■ **What is required**:
Go line by line through the records below. Copy whichever lines contain the string "Brooklyn".

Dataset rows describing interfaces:

+--

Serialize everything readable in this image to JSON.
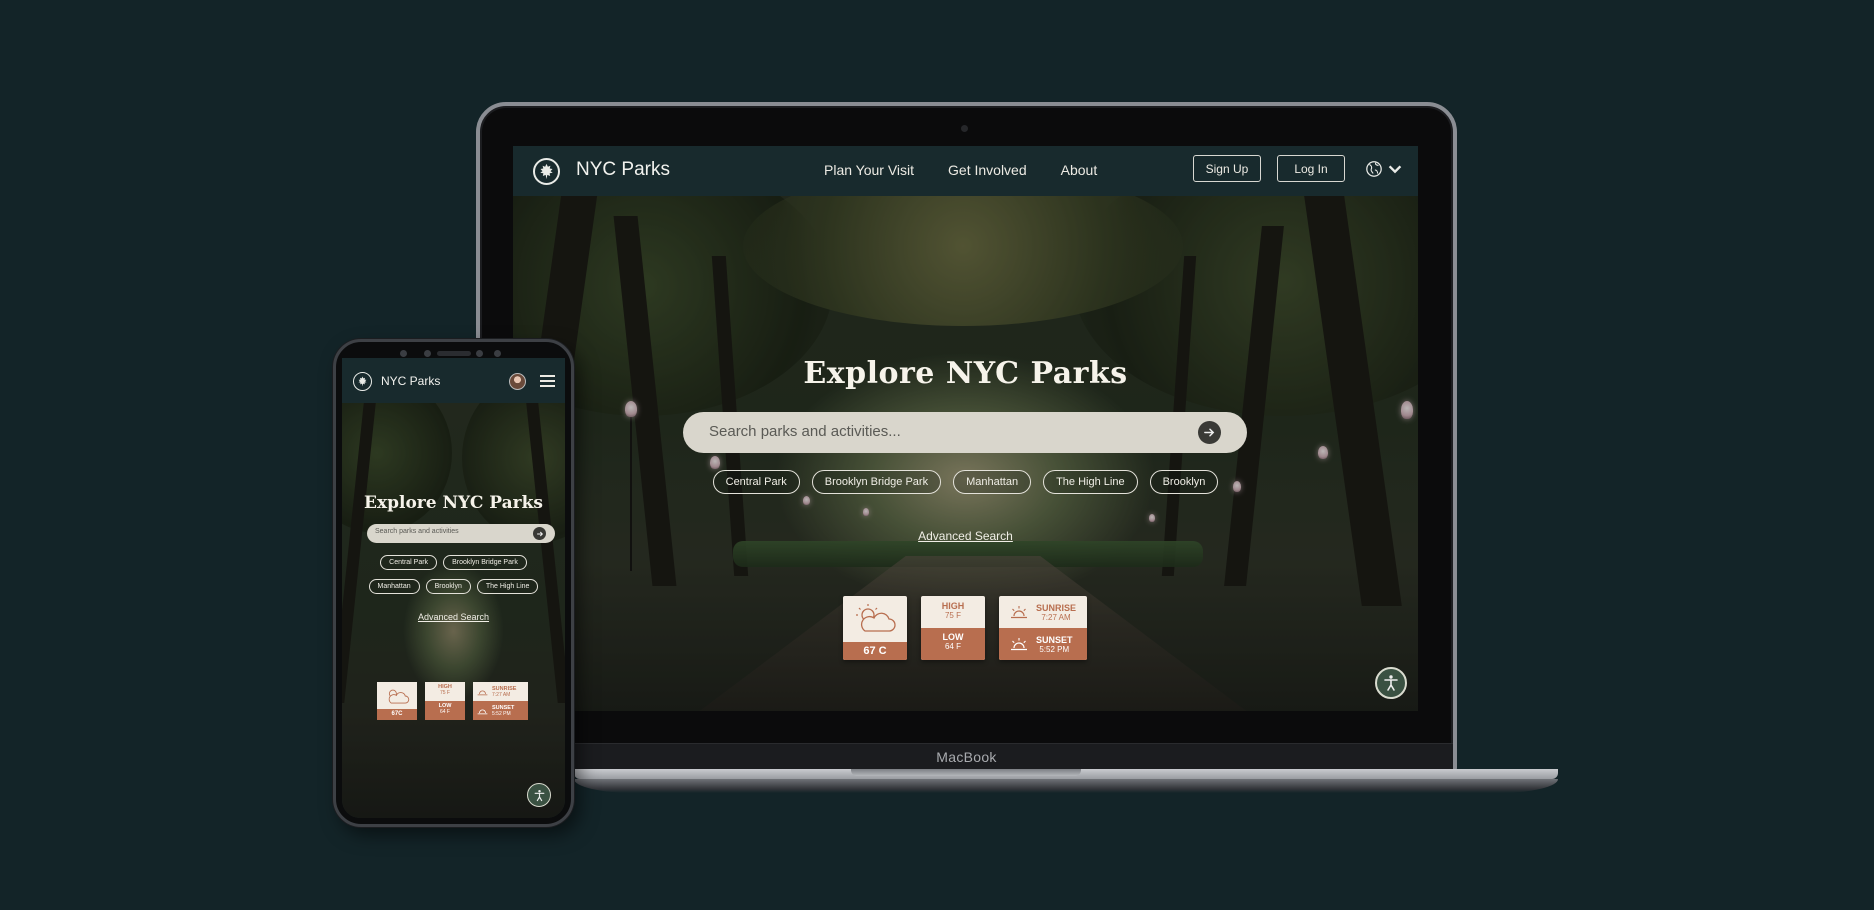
{
  "colors": {
    "background": "#132428",
    "nav": "#182a2d",
    "accent": "#b86e4f",
    "card": "#f3ece3"
  },
  "laptop": {
    "device_label": "MacBook",
    "nav": {
      "brand": "NYC Parks",
      "links": [
        "Plan Your Visit",
        "Get Involved",
        "About"
      ],
      "signup": "Sign Up",
      "login": "Log In",
      "language_icon": "globe-icon"
    },
    "hero": {
      "title": "Explore NYC Parks",
      "search_placeholder": "Search parks and activities...",
      "chips": [
        "Central Park",
        "Brooklyn Bridge Park",
        "Manhattan",
        "The High Line",
        "Brooklyn"
      ],
      "advanced_search": "Advanced Search"
    },
    "weather": {
      "current": "67 C",
      "high_label": "HIGH",
      "high": "75 F",
      "low_label": "LOW",
      "low": "64 F",
      "sunrise_label": "SUNRISE",
      "sunrise": "7:27 AM",
      "sunset_label": "SUNSET",
      "sunset": "5:52 PM"
    }
  },
  "phone": {
    "nav": {
      "brand": "NYC Parks"
    },
    "hero": {
      "title": "Explore NYC Parks",
      "search_placeholder": "Search parks and activities",
      "chips_row1": [
        "Central Park",
        "Brooklyn Bridge Park"
      ],
      "chips_row2": [
        "Manhattan",
        "Brooklyn",
        "The High Line"
      ],
      "advanced_search": "Advanced Search"
    },
    "weather": {
      "current": "67C",
      "high_label": "HIGH",
      "high": "75 F",
      "low_label": "LOW",
      "low": "64 F",
      "sunrise_label": "SUNRISE",
      "sunrise": "7:27 AM",
      "sunset_label": "SUNSET",
      "sunset": "5:52 PM"
    }
  }
}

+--

■ **Solution to the problem**:
        "Brooklyn Bridge Park",
        "Brooklyn"
        "Brooklyn Bridge Park"
        "Brooklyn",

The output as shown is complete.